None of this excuses how Paterson was allowed to continue mutilating patients or placing them in danger, unhindered, for so long. The culture of secrecy and protection around high-ranking medical professionals must be stamped out. Moreover, I’m sure that some surgeons are just arrogant sods who bully patients. No one is defending that, however good they may be at their jobs.

However, this case shouldn’t lead to people automatically distrusting or fearing confident surgeons. While Paterson’s actions are the stuff of nightmares, they also feed straight into a paranoid, 1950s-style narrative of haughty surgeons badgering patients into doing as they’re told. In truth, whatever Paterson was (incompetent? greedy? psychotic?), his crimes clearly demonstrate that he wasn’t on the normal surgeon spectrum, not even at the arrogant end. What Paterson did was criminal and pathological.

Hundreds of private patients seek compensation from rogue surgeon

Hundreds of private patients of a surgeon convicted of carrying out needless breast operations are seeking compensation after nearly £18m worth of claims were made against the NHS.

Ian Paterson, 59, was convicted on Friday of 17 counts of wounding with intent and three counts of unlawful wounding against 10 patients, upon whom he conducted “extensive, life-changing operations for no medically justifiable reason”.

More than 250 NHS patients have received payouts after being treated by the surgeon and it has now emerged that around 350 patients who underwent treatment privately at clinics owned by Spire Healthcare in the West Midlands are also taking civil action against Paterson and the firm.

Paterson, described in court by one victim as being “like God”, lied to patients and exaggerated or invented the risk of cancer to convince them to go under his knife.

Thompsons Solicitors, a firm representing the private patients, said the Spire Healthcare’s treatment of those who complained was “shabby”.

“We are determined to secure appropriate compensation for every single one of our clients, some of whom found the courage to come forward only as recently as four weeks ago,” said Linda Millband, lead national lawyer at the firm.

“Spire needs to face up to its responsibilities, because they let him operate well after he was suspended by the NHS.”

A freedom of information request revealed the NHS has resolved 256 cases, paying out £9.5m in compensation and £8.2m in costs, while a further 25 cases are still to be heard.

Paterson, who was suspended by the General Medical Council in 2012, lied to patients and exaggerated or invented the risk of cancer in order to convince them to go under the knife.

He sobbed as the jury returned the guilty verdicts on Friday at Nottingham crown court.
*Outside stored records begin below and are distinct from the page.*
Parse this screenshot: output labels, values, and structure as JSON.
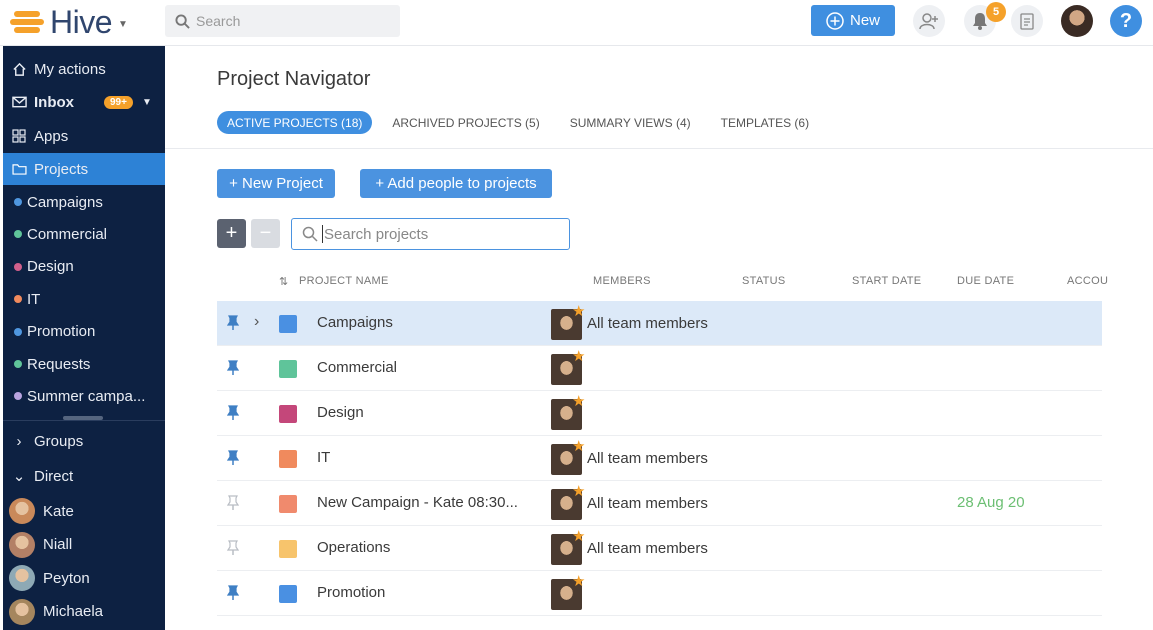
{
  "app": {
    "brand": "Hive",
    "search_placeholder": "Search",
    "new_label": "New",
    "notification_count": "5",
    "help_label": "?"
  },
  "sidebar": {
    "nav": [
      {
        "label": "My actions",
        "icon": "home-icon"
      },
      {
        "label": "Inbox",
        "icon": "mail-icon",
        "badge": "99+"
      },
      {
        "label": "Apps",
        "icon": "grid-icon"
      },
      {
        "label": "Projects",
        "icon": "folder-icon",
        "active": true
      }
    ],
    "projects": [
      {
        "label": "Campaigns",
        "color": "#4f97e0"
      },
      {
        "label": "Commercial",
        "color": "#5fc49a"
      },
      {
        "label": "Design",
        "color": "#d1608c"
      },
      {
        "label": "IT",
        "color": "#f08a5d"
      },
      {
        "label": "Promotion",
        "color": "#4f97e0"
      },
      {
        "label": "Requests",
        "color": "#5fc49a"
      },
      {
        "label": "Summer campa...",
        "color": "#b9a4e0"
      }
    ],
    "groups_label": "Groups",
    "direct_label": "Direct",
    "people": [
      {
        "name": "Kate"
      },
      {
        "name": "Niall"
      },
      {
        "name": "Peyton"
      },
      {
        "name": "Michaela"
      }
    ]
  },
  "main": {
    "title": "Project Navigator",
    "tabs": [
      {
        "label": "ACTIVE PROJECTS (18)",
        "active": true
      },
      {
        "label": "ARCHIVED PROJECTS (5)"
      },
      {
        "label": "SUMMARY VIEWS (4)"
      },
      {
        "label": "TEMPLATES (6)"
      }
    ],
    "new_project_label": "+ New Project",
    "add_people_label": "+ Add people to projects",
    "expand_label": "+",
    "collapse_label": "−",
    "search_placeholder": "Search projects",
    "columns": [
      "PROJECT NAME",
      "MEMBERS",
      "STATUS",
      "START DATE",
      "DUE DATE",
      "ACCOU"
    ],
    "rows": [
      {
        "name": "Campaigns",
        "color": "#4a90e2",
        "members": "All team members",
        "due": "",
        "pinned": true,
        "selected": true,
        "expandable": true
      },
      {
        "name": "Commercial",
        "color": "#5fc49a",
        "members": "",
        "due": "",
        "pinned": true
      },
      {
        "name": "Design",
        "color": "#c4477a",
        "members": "",
        "due": "",
        "pinned": true
      },
      {
        "name": "IT",
        "color": "#f08a5d",
        "members": "All team members",
        "due": "",
        "pinned": true
      },
      {
        "name": "New Campaign - Kate 08:30...",
        "color": "#f08a6d",
        "members": "All team members",
        "due": "28 Aug 20",
        "pinned": false
      },
      {
        "name": "Operations",
        "color": "#f7c46c",
        "members": "All team members",
        "due": "",
        "pinned": false
      },
      {
        "name": "Promotion",
        "color": "#4a90e2",
        "members": "",
        "due": "",
        "pinned": true
      }
    ]
  }
}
The surgeon was released on conditional bail ahead of sentencing in May, when he faces a custodial sentence.

One patient who gave evidence in the trial had 27 biopsy cores taken from her healthy right breast and had “absolutely not” received medical best practice.

A Spire Healthcare spokesman said: “What Mr Paterson did in our hospitals, in other private hospitals and in the NHS, absolutely should not have happened and today justice has been done.

“We would like to reiterate how truly sorry we are for the distress experienced by any patients affected by this case. We can say unequivocally that we have learned the lessons from these events.

“We commissioned a thorough independent investigation and have fully implemented all of the recommendations.”